Among other things, we offer the following legal services:

  • Visa application to the German embassy – (we are going to complete the forms and documents together with you)
  • Business plan review – (our vast experience allows us to advise you efficiently on the requirements of the business plan, and together we will determine whether your planned business activity is suitable for obtaining a visa)
  • Company formation – (we will assist you in finding the right company structure and help you set up your business in compliance with the law)
  • Due diligence – (in case you want to invest in an already existing company we will help you negotiate the terms and conditions. If necessary, we will provide legal due diligence of the targeted company)
  • Employment contracts – (Our specialised department for labour law will support you in drawing up employment contracts and can advise you on all matters regarding labour law)
  • Application for a residence permit – (we will apply for a residence permit to the responsible immigration authorities right after you have obtained your visa)
  • Application for a settlement permit – (after you have set up and operated your business successfully for three years we will apply for a settlement permit on your request)
  • Family reunion – (after you have obtained your residence permit, we will help your family join you in Germany)

How much do your legal services cost?

The fees we charge for our immigration services largely depend on the project itself and the services demanded by our clients. After we have received your request for assistance, we will make a noncommittal, transparent offer for our all-inclusive services.

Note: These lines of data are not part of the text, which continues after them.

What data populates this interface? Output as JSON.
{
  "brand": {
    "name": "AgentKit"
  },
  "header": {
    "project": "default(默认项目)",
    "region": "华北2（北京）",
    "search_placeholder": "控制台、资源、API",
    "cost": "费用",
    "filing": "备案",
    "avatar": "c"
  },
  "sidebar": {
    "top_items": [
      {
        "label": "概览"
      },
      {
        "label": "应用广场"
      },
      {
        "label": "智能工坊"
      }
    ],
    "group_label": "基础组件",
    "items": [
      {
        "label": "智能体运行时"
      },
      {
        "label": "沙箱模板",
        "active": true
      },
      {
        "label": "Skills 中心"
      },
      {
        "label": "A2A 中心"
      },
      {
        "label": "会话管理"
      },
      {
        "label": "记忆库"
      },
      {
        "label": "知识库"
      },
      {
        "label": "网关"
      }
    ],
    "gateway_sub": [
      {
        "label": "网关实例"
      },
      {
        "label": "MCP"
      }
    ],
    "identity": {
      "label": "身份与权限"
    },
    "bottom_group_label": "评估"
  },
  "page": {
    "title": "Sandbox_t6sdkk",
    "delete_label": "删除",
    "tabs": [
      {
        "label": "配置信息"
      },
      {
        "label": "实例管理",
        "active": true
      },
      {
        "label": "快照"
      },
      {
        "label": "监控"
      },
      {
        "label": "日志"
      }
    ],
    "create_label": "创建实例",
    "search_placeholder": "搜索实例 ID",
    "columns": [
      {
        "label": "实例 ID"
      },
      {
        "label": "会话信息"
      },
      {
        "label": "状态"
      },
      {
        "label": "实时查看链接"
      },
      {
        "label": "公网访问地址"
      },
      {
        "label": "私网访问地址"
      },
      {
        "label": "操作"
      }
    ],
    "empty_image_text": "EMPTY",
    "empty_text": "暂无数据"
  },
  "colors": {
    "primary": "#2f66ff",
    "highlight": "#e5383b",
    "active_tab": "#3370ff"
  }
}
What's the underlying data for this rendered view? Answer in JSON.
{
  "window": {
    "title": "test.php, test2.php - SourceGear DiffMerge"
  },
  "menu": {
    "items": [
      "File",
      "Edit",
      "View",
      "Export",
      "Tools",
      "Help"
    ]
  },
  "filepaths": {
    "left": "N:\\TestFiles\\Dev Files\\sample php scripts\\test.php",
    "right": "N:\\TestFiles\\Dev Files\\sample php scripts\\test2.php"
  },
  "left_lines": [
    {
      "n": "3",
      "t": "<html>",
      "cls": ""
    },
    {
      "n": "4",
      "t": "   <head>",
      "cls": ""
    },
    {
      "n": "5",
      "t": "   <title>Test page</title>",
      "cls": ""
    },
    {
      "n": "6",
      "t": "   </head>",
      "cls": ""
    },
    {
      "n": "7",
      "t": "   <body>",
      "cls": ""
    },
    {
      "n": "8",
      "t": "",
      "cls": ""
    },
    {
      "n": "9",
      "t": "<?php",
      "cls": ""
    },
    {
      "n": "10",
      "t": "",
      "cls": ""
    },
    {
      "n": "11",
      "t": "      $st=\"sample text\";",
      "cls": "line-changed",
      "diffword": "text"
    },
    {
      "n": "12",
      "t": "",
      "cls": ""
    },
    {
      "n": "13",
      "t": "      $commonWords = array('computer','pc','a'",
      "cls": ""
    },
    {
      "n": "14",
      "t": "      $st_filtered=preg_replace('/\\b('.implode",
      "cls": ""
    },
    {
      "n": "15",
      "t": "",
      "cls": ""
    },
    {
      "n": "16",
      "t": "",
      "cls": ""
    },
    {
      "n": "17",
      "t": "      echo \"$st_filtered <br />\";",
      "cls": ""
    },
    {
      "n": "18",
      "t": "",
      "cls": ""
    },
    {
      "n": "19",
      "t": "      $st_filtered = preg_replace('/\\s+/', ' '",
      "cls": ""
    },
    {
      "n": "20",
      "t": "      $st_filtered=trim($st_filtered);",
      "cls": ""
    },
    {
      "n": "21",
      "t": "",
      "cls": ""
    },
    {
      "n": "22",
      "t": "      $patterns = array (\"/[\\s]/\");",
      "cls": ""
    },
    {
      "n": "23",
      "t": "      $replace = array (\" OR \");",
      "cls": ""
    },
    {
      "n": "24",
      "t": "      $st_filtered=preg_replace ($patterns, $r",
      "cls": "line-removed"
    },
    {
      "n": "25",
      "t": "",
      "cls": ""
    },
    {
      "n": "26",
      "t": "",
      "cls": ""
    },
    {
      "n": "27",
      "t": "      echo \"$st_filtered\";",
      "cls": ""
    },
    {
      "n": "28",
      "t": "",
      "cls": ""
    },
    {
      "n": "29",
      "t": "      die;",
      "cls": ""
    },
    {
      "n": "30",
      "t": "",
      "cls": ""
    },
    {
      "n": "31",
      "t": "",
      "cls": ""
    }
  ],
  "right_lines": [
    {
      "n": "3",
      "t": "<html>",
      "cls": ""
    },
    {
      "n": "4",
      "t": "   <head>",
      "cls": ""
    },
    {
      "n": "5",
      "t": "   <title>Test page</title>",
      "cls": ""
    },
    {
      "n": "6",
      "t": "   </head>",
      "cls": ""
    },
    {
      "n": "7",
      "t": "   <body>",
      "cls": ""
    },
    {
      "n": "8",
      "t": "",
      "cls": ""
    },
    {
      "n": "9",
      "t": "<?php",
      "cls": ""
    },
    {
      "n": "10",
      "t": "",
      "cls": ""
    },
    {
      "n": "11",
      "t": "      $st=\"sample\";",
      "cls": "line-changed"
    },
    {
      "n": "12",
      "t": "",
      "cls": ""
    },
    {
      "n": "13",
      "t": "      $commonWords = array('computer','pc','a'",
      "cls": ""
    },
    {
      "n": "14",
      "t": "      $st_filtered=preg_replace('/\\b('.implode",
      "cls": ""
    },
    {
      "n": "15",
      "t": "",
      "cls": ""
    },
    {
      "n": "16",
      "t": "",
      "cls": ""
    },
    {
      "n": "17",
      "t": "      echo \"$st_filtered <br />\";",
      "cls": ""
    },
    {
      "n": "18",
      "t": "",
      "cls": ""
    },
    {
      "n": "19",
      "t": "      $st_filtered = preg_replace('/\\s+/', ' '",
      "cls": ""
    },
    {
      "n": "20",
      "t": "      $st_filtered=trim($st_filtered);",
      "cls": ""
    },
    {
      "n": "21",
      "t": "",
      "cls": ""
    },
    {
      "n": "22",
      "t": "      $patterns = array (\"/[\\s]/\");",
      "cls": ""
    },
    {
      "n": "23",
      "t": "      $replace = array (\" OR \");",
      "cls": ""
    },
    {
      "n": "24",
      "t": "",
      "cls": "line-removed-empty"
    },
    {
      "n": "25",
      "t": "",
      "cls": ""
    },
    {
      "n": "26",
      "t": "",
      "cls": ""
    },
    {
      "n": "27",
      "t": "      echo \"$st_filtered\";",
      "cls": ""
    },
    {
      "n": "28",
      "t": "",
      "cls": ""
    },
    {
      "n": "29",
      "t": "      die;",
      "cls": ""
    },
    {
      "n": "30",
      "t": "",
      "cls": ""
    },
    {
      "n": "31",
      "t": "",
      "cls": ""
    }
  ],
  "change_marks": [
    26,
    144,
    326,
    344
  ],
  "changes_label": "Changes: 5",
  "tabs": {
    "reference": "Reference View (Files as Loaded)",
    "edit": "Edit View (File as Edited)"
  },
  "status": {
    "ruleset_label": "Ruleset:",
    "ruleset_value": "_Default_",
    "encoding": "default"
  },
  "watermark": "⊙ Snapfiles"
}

Schlun & Elseven Rechtsanwälte (attorneys at law) consists of a team of experienced lawyers, whose practice areas include immigration law, labour law and contract law. We will accompany you during the whole process that leads up to obtaining your business visa. We will help you set up and operate your business successfully in Germany. We are looking forward to hearing from you!